# TASK DESCRIPTION
With the string "button" as the filter, copy each matching line from the records.

═══ INFORMATION GIVEN ═══

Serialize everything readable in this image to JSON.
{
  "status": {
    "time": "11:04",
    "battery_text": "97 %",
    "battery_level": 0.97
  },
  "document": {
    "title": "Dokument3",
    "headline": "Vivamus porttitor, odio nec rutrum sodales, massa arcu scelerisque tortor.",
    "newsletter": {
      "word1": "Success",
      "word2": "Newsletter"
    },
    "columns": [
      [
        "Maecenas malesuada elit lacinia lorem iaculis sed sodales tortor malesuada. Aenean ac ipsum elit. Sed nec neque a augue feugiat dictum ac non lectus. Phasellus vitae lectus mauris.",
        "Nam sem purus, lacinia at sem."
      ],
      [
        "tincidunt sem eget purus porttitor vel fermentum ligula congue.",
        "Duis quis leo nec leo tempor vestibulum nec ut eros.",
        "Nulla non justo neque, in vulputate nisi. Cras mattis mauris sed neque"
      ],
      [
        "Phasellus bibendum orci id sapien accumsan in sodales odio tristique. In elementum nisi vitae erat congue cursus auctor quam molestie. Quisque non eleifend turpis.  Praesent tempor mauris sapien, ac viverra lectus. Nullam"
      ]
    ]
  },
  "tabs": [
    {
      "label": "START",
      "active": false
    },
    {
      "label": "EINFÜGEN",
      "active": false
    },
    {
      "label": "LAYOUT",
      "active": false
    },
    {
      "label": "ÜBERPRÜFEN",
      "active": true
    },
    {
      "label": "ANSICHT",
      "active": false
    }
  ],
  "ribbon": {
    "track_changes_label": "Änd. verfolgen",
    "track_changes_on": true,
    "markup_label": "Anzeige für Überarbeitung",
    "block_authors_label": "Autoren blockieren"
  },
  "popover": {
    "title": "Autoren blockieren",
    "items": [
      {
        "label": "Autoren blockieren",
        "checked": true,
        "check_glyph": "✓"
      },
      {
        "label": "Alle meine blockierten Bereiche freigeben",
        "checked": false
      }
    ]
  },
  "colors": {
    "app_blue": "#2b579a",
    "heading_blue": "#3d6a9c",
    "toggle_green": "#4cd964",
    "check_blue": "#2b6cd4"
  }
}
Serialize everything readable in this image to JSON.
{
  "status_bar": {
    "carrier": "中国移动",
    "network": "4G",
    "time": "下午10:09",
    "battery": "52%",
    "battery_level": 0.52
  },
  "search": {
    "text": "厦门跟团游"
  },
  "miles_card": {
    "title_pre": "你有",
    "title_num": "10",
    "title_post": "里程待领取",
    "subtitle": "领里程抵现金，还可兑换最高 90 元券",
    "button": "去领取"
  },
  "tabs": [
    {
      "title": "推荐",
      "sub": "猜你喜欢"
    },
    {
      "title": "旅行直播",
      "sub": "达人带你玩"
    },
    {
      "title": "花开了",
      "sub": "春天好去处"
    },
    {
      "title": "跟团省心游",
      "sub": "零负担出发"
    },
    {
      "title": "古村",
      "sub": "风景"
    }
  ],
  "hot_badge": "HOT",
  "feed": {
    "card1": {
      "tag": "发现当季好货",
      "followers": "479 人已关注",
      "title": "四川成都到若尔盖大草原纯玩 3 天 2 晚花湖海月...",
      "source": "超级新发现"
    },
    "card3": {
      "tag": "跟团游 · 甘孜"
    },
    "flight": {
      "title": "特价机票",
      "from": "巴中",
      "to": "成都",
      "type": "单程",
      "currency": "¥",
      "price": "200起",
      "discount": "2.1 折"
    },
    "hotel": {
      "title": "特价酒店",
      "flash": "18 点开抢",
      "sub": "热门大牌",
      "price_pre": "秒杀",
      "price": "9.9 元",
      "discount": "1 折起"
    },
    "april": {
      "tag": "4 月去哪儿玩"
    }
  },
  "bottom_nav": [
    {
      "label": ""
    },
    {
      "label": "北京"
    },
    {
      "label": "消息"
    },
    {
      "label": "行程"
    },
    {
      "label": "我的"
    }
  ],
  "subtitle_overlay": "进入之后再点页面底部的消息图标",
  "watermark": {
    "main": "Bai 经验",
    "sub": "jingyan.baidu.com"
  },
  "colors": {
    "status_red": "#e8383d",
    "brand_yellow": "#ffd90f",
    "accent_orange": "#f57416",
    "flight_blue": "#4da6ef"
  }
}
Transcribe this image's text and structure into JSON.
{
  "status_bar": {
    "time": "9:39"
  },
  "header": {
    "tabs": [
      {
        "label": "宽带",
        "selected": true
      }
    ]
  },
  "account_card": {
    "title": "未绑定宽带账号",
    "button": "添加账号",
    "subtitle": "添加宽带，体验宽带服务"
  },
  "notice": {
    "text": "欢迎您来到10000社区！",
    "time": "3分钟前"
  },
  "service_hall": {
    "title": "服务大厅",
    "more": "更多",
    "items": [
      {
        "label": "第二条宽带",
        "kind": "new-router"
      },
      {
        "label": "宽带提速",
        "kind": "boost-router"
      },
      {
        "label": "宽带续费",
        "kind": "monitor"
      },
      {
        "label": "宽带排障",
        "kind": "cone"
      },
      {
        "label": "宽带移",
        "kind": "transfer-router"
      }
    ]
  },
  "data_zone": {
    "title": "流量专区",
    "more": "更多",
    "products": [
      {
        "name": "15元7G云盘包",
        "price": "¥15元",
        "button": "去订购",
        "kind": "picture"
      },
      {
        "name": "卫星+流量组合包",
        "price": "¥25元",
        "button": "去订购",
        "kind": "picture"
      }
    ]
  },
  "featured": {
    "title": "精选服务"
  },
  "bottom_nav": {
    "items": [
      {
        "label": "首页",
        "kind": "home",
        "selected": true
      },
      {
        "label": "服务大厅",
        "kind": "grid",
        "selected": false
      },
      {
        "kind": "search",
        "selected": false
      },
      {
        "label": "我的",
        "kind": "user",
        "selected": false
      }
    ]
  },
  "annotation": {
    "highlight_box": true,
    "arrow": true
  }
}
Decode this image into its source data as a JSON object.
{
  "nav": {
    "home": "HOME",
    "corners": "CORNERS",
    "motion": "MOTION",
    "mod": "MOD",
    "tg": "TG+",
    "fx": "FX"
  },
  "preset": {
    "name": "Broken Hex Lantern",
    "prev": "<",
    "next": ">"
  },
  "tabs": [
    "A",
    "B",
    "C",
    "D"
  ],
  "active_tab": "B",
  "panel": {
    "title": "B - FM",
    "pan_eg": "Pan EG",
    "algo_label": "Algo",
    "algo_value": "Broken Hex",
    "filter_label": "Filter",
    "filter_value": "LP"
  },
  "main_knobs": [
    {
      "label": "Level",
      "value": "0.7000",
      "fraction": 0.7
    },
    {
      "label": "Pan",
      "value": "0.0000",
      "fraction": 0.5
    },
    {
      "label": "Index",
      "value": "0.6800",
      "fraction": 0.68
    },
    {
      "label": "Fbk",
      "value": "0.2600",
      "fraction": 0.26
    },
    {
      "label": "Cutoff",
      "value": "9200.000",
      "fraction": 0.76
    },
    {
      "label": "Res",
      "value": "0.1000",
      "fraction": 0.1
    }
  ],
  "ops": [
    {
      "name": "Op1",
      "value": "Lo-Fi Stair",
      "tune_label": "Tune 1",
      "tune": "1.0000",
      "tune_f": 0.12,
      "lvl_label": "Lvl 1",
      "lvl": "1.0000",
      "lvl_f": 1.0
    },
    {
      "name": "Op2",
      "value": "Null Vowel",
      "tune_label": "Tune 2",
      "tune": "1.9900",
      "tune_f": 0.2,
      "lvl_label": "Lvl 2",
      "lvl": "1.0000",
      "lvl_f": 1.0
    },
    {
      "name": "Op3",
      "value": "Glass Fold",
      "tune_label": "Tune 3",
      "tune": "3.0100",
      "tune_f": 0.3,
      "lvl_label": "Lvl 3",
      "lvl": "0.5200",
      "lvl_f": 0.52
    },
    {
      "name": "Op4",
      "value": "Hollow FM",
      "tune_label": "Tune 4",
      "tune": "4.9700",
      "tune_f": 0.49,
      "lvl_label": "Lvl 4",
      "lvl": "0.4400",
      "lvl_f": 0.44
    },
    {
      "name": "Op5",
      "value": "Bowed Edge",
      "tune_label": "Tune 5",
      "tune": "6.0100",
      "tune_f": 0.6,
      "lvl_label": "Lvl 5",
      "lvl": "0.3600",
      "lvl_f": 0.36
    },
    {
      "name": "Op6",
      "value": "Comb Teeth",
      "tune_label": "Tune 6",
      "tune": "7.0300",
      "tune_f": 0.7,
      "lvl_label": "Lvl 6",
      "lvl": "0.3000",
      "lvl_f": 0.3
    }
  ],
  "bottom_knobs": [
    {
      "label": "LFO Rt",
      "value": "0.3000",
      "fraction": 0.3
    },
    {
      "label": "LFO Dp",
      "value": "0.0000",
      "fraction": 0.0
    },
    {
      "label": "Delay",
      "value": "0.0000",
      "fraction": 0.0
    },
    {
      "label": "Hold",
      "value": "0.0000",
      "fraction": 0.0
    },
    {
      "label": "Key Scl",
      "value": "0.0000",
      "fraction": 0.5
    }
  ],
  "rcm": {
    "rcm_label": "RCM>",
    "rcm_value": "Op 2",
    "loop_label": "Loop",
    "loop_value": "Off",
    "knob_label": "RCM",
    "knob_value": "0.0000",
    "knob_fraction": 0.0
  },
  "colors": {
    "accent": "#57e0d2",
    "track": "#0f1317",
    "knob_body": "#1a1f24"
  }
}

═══

# EXPECTED OUTPUT
    "button": "去领取"
    "button": "添加账号",
        "button": "去订购",
        "button": "去订购",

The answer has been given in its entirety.